For many typical remodeling projects, homeowners hire a contractor to remove the old and bring in the new. But at a time when supply challenges surround certain building products, what if some of the materials used in new-home builds or remodeling projects weren’t brand new?
In the past couple of decades, people have come to see how disposable society can be and many have started to favor reusing items because it’s environmentally conscious, is more affordable, and can offer different design styles. Companies like Craigslist, Goodwill, Facebook Marketplace, and local consignment shops are examples of where to buy used household items, such as furniture, appliances, or decor, but Baltimore-based nonprofit Second Chance takes the concept further by salvaging unwanted building materials from single-family homes.
Founded in 2001, Second Chance is a 501(c)(3) nonprofit that “provides people, materials, and the environment with a second chance.” The social enterprise deconstructs old buildings and homes, salvages usable materials and additional donated items, and uses the revenue generated to provide job training and workforce development for people with various employment obstacles in the Baltimore region.

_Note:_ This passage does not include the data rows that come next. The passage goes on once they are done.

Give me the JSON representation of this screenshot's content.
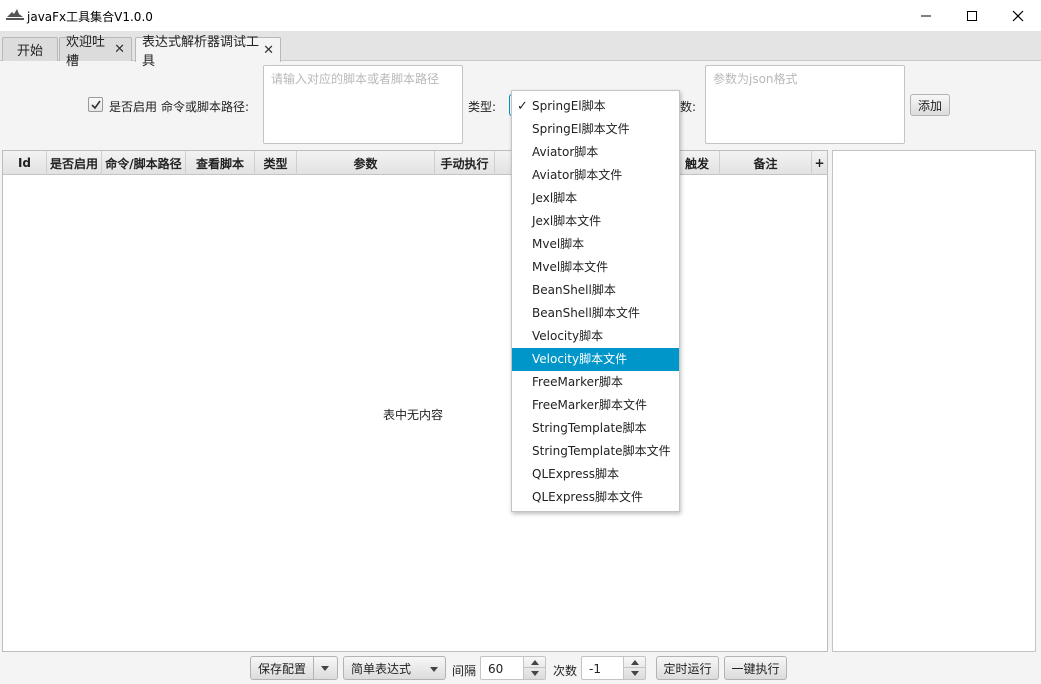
{
  "window": {
    "title": "javaFx工具集合V1.0.0",
    "icon": "java-cup-icon",
    "controls": [
      "minimize-icon",
      "maximize-icon",
      "close-icon"
    ]
  },
  "tabs": [
    {
      "label": "开始",
      "closable": false
    },
    {
      "label": "欢迎吐槽",
      "closable": true
    },
    {
      "label": "表达式解析器调试工具",
      "closable": true,
      "active": true
    }
  ],
  "form": {
    "enabled_label": "是否启用",
    "enabled_checked": true,
    "path_label": "命令或脚本路径:",
    "path_placeholder": "请输入对应的脚本或者脚本路径",
    "type_label": "类型:",
    "params_label_partial": "数:",
    "params_placeholder": "参数为json格式",
    "add_button": "添加"
  },
  "table": {
    "columns": [
      "Id",
      "是否启用",
      "命令/脚本路径",
      "查看脚本",
      "类型",
      "参数",
      "手动执行",
      "触发",
      "备注"
    ],
    "add_column_icon": "+",
    "empty_text": "表中无内容"
  },
  "type_dropdown": {
    "checked_item": "SpringEl脚本",
    "highlighted_item": "Velocity脚本文件",
    "items": [
      "SpringEl脚本",
      "SpringEl脚本文件",
      "Aviator脚本",
      "Aviator脚本文件",
      "Jexl脚本",
      "Jexl脚本文件",
      "Mvel脚本",
      "Mvel脚本文件",
      "BeanShell脚本",
      "BeanShell脚本文件",
      "Velocity脚本",
      "Velocity脚本文件",
      "FreeMarker脚本",
      "FreeMarker脚本文件",
      "StringTemplate脚本",
      "StringTemplate脚本文件",
      "QLExpress脚本",
      "QLExpress脚本文件"
    ]
  },
  "footer": {
    "save_config": "保存配置",
    "expression_mode": "简单表达式",
    "interval_label": "间隔",
    "interval_value": "60",
    "count_label": "次数",
    "count_value": "-1",
    "scheduled_run": "定时运行",
    "run_all": "一键执行"
  },
  "colors": {
    "accent": "#0096c9",
    "placeholder": "#b8b8b8"
  }
}
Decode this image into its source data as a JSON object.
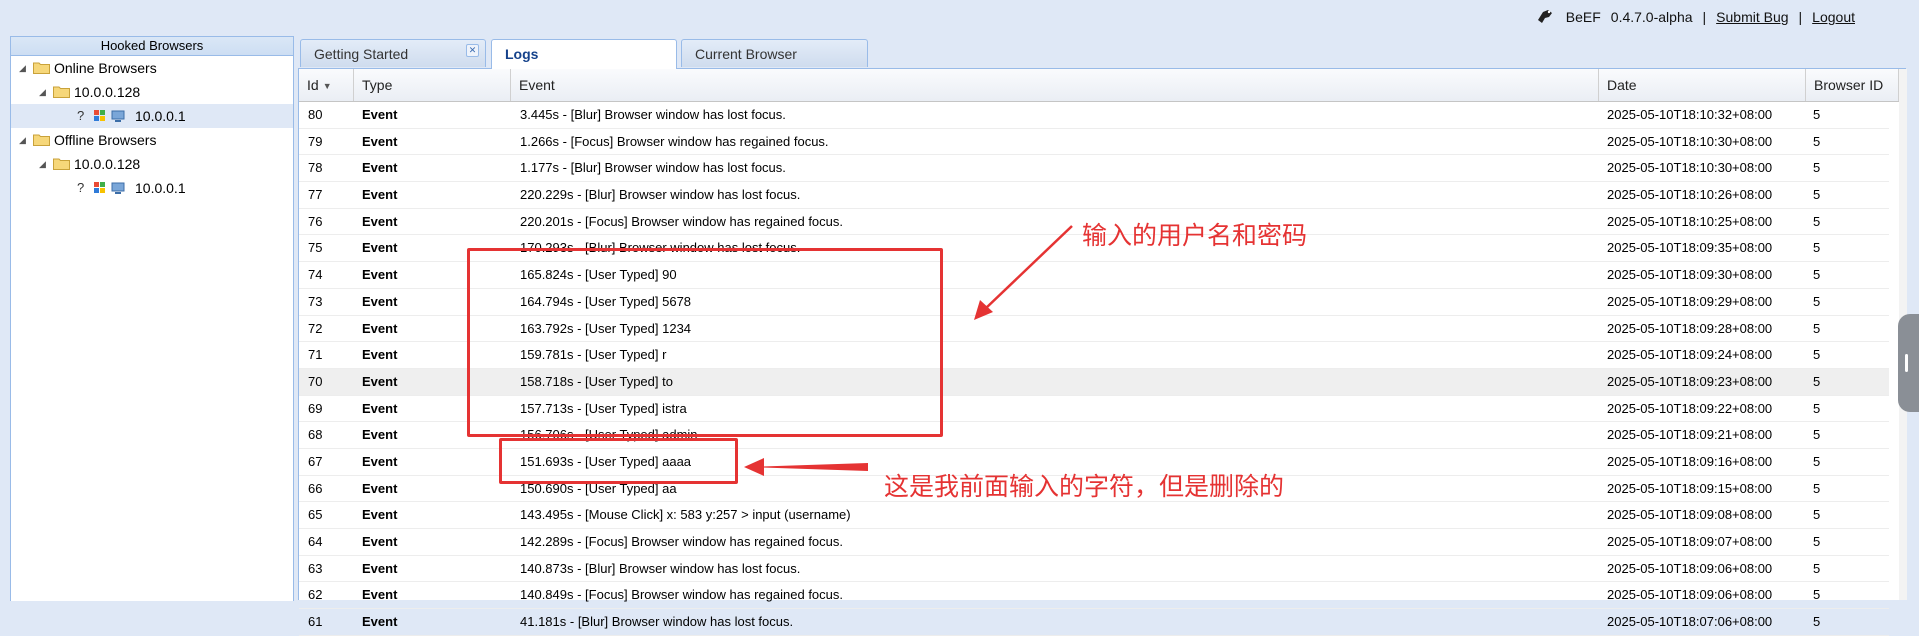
{
  "topbar": {
    "app_name": "BeEF",
    "version": "0.4.7.0-alpha",
    "sep": "|",
    "submit_bug": "Submit  Bug",
    "logout": "Logout"
  },
  "left": {
    "header": "Hooked Browsers",
    "online": "Online Browsers",
    "online_ip": "10.0.0.128",
    "online_host": "10.0.0.1",
    "offline": "Offline Browsers",
    "offline_ip": "10.0.0.128",
    "offline_host": "10.0.0.1",
    "unknown_glyph": "?"
  },
  "tabs": [
    {
      "label": "Getting Started"
    },
    {
      "label": "Logs"
    },
    {
      "label": "Current Browser"
    }
  ],
  "grid": {
    "columns": {
      "id": "Id",
      "type": "Type",
      "event": "Event",
      "date": "Date",
      "bid": "Browser ID"
    },
    "rows": [
      {
        "id": "80",
        "type": "Event",
        "event": "3.445s - [Blur] Browser window has lost focus.",
        "date": "2025-05-10T18:10:32+08:00",
        "bid": "5"
      },
      {
        "id": "79",
        "type": "Event",
        "event": "1.266s - [Focus] Browser window has regained focus.",
        "date": "2025-05-10T18:10:30+08:00",
        "bid": "5"
      },
      {
        "id": "78",
        "type": "Event",
        "event": "1.177s - [Blur] Browser window has lost focus.",
        "date": "2025-05-10T18:10:30+08:00",
        "bid": "5"
      },
      {
        "id": "77",
        "type": "Event",
        "event": "220.229s - [Blur] Browser window has lost focus.",
        "date": "2025-05-10T18:10:26+08:00",
        "bid": "5"
      },
      {
        "id": "76",
        "type": "Event",
        "event": "220.201s - [Focus] Browser window has regained focus.",
        "date": "2025-05-10T18:10:25+08:00",
        "bid": "5"
      },
      {
        "id": "75",
        "type": "Event",
        "event": "170.293s - [Blur] Browser window has lost focus.",
        "date": "2025-05-10T18:09:35+08:00",
        "bid": "5"
      },
      {
        "id": "74",
        "type": "Event",
        "event": "165.824s - [User Typed] 90",
        "date": "2025-05-10T18:09:30+08:00",
        "bid": "5"
      },
      {
        "id": "73",
        "type": "Event",
        "event": "164.794s - [User Typed] 5678",
        "date": "2025-05-10T18:09:29+08:00",
        "bid": "5"
      },
      {
        "id": "72",
        "type": "Event",
        "event": "163.792s - [User Typed] 1234",
        "date": "2025-05-10T18:09:28+08:00",
        "bid": "5"
      },
      {
        "id": "71",
        "type": "Event",
        "event": "159.781s - [User Typed] r",
        "date": "2025-05-10T18:09:24+08:00",
        "bid": "5"
      },
      {
        "id": "70",
        "type": "Event",
        "event": "158.718s - [User Typed] to",
        "date": "2025-05-10T18:09:23+08:00",
        "bid": "5"
      },
      {
        "id": "69",
        "type": "Event",
        "event": "157.713s - [User Typed] istra",
        "date": "2025-05-10T18:09:22+08:00",
        "bid": "5"
      },
      {
        "id": "68",
        "type": "Event",
        "event": "156.706s - [User Typed] admin",
        "date": "2025-05-10T18:09:21+08:00",
        "bid": "5"
      },
      {
        "id": "67",
        "type": "Event",
        "event": "151.693s - [User Typed] aaaa",
        "date": "2025-05-10T18:09:16+08:00",
        "bid": "5"
      },
      {
        "id": "66",
        "type": "Event",
        "event": "150.690s - [User Typed] aa",
        "date": "2025-05-10T18:09:15+08:00",
        "bid": "5"
      },
      {
        "id": "65",
        "type": "Event",
        "event": "143.495s - [Mouse Click] x: 583 y:257 > input (username)",
        "date": "2025-05-10T18:09:08+08:00",
        "bid": "5"
      },
      {
        "id": "64",
        "type": "Event",
        "event": "142.289s - [Focus] Browser window has regained focus.",
        "date": "2025-05-10T18:09:07+08:00",
        "bid": "5"
      },
      {
        "id": "63",
        "type": "Event",
        "event": "140.873s - [Blur] Browser window has lost focus.",
        "date": "2025-05-10T18:09:06+08:00",
        "bid": "5"
      },
      {
        "id": "62",
        "type": "Event",
        "event": "140.849s - [Focus] Browser window has regained focus.",
        "date": "2025-05-10T18:09:06+08:00",
        "bid": "5"
      },
      {
        "id": "61",
        "type": "Event",
        "event": "41.181s - [Blur] Browser window has lost focus.",
        "date": "2025-05-10T18:07:06+08:00",
        "bid": "5"
      }
    ]
  },
  "annotations": {
    "label1": "输入的用户名和密码",
    "label2": "这是我前面输入的字符，但是删除的"
  },
  "colors": {
    "annotation": "#e53333",
    "panel_border": "#99bbe8",
    "background": "#dfe8f6"
  }
}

Founder and president Mark Foster began with a team of four employees that specialized in deconstruction and has quickly grown to a company that employs 250 people in deconstruction, salvage, retail, operations, transportation, and customer service.
“We started off with architectural salvage and preserving historical elements, ensuring they don’t go away,” says Foster. “Fortunately, over a period of time, it diversified. Now, when you come in to our store, you see the full gamut of things that would be part of building and furnishing a house—that could be artwork, furniture, floors, doors, windows, appliances, pretty much the whole spectrum.”
On average, the organization deconstructs roughly 250 homes—with an average size of 2,500 square feet—each year stretching from Maine to Florida, with many requests from home builders that are clearing away an existing property to make room for a new structure. Second Chance employees also take apart partial projects, including interior guts or remodels, where they will strip everything but leave the framing and foundations. Plus, the organization picks up more than 1,000 donations of materials and furniture from small remodeling projects by professionals and DIYers.
All of the items gathered are displayed in the company’s 250,000-square-foot retail location in downtown Baltimore, which sells the wide selection of donated and reclaimed items to builders, designers, collectors, and the general public.